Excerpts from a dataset
________________________________________
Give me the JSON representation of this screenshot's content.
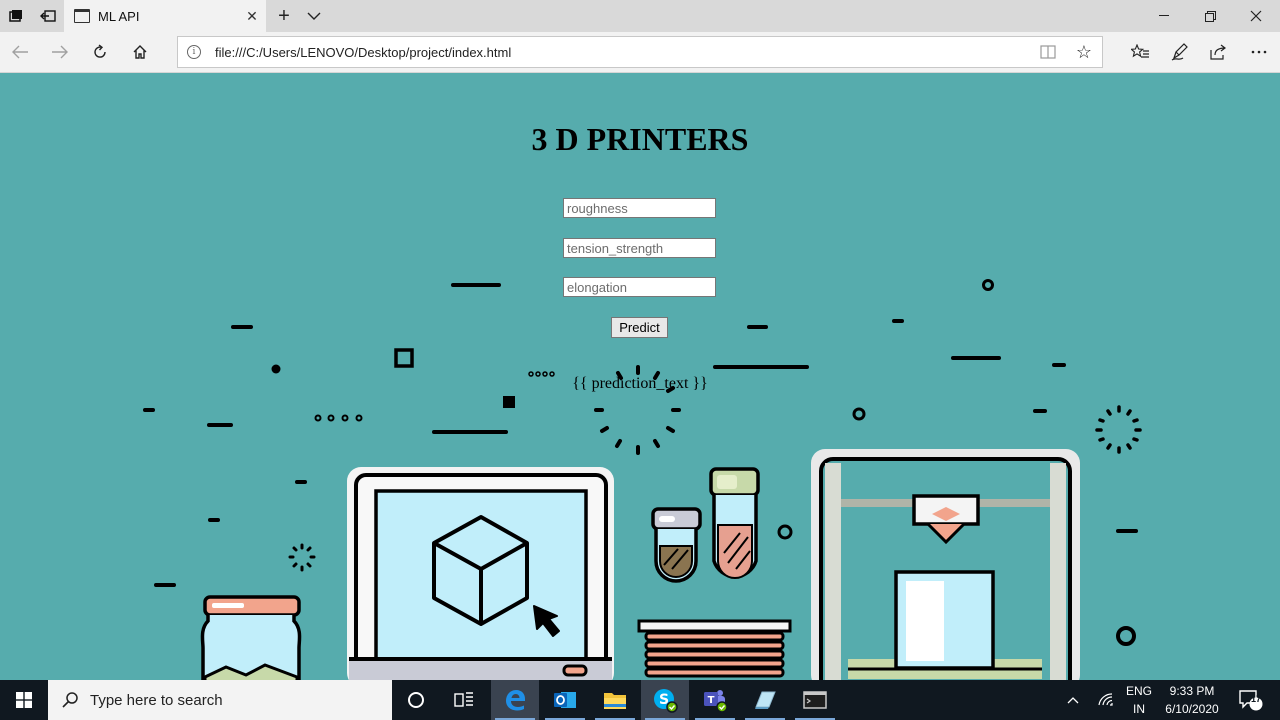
{
  "browser": {
    "tab_title": "ML API",
    "url": "file:///C:/Users/LENOVO/Desktop/project/index.html"
  },
  "page": {
    "title": "3 D PRINTERS",
    "fields": {
      "roughness_placeholder": "roughness",
      "tension_placeholder": "tension_strength",
      "elongation_placeholder": "elongation"
    },
    "predict_label": "Predict",
    "prediction_text": "{{ prediction_text }}",
    "colors": {
      "background": "#56acad",
      "screen_fill": "#c1eefa",
      "accent_salmon": "#f2a48c",
      "outline": "#000000"
    }
  },
  "taskbar": {
    "search_placeholder": "Type here to search",
    "language_top": "ENG",
    "language_bottom": "IN",
    "time": "9:33 PM",
    "date": "6/10/2020",
    "notification_count": "17"
  }
}
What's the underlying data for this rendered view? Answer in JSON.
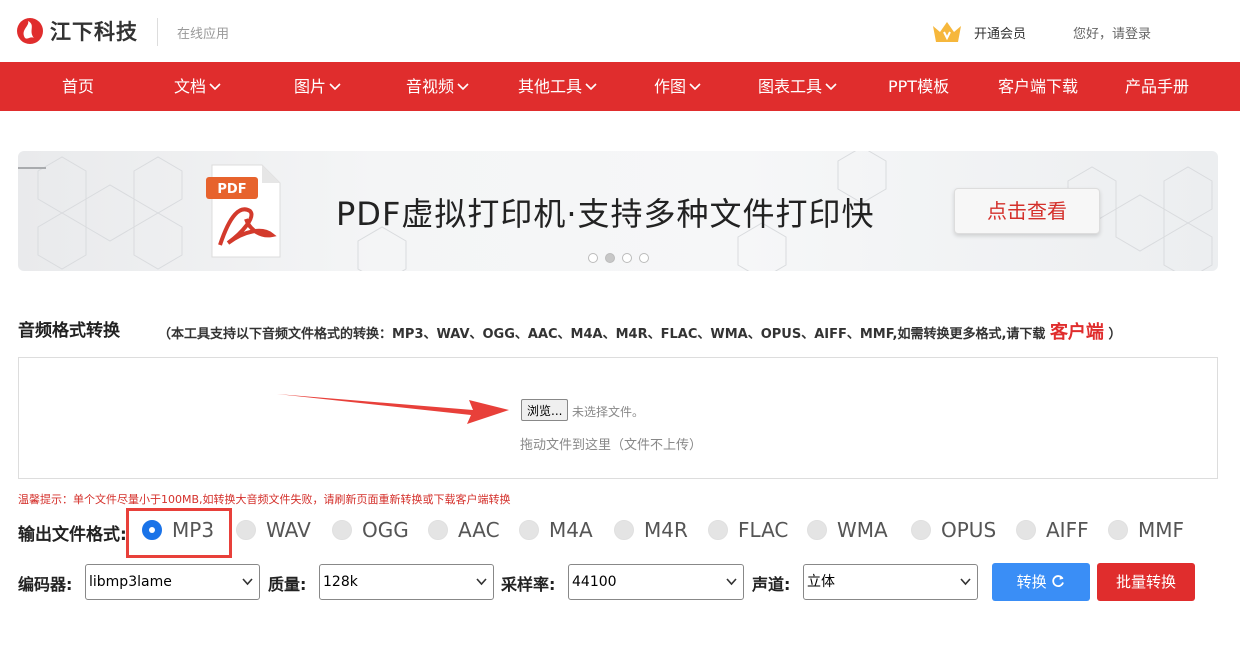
{
  "header": {
    "brand": "江下科技",
    "subtitle": "在线应用",
    "vip_label": "开通会员",
    "login_label": "您好，请登录"
  },
  "nav": {
    "items": [
      {
        "label": "首页",
        "dropdown": false
      },
      {
        "label": "文档",
        "dropdown": true
      },
      {
        "label": "图片",
        "dropdown": true
      },
      {
        "label": "音视频",
        "dropdown": true
      },
      {
        "label": "其他工具",
        "dropdown": true
      },
      {
        "label": "作图",
        "dropdown": true
      },
      {
        "label": "图表工具",
        "dropdown": true
      },
      {
        "label": "PPT模板",
        "dropdown": false
      },
      {
        "label": "客户端下载",
        "dropdown": false
      },
      {
        "label": "产品手册",
        "dropdown": false
      }
    ]
  },
  "banner": {
    "icon_label": "PDF",
    "headline": "PDF虚拟打印机·支持多种文件打印快",
    "button": "点击查看",
    "active_slide": 2,
    "slide_count": 4
  },
  "tool": {
    "title": "音频格式转换",
    "desc_prefix": "（本工具支持以下音频文件格式的转换：MP3、WAV、OGG、AAC、M4A、M4R、FLAC、WMA、OPUS、AIFF、MMF,如需转换更多格式,请下载",
    "desc_link": "客户端",
    "desc_suffix": "）"
  },
  "upload": {
    "browse": "浏览...",
    "no_file": "未选择文件。",
    "drag_hint": "拖动文件到这里（文件不上传）"
  },
  "tip": "温馨提示：单个文件尽量小于100MB,如转换大音频文件失败，请刷新页面重新转换或下载客户端转换",
  "format": {
    "label": "输出文件格式:",
    "selected": "MP3",
    "options": [
      "MP3",
      "WAV",
      "OGG",
      "AAC",
      "M4A",
      "M4R",
      "FLAC",
      "WMA",
      "OPUS",
      "AIFF",
      "MMF"
    ]
  },
  "settings": {
    "encoder_label": "编码器:",
    "encoder_value": "libmp3lame",
    "quality_label": "质量:",
    "quality_value": "128k",
    "samplerate_label": "采样率:",
    "samplerate_value": "44100",
    "channel_label": "声道:",
    "channel_value": "立体",
    "convert_button": "转换",
    "batch_button": "批量转换"
  },
  "colors": {
    "brand_red": "#e02d2d",
    "accent_blue": "#3a8ef6",
    "highlight": "#e8403a"
  }
}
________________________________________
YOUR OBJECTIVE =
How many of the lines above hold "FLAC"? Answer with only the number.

ANSWER TO THE PROBLEM =
2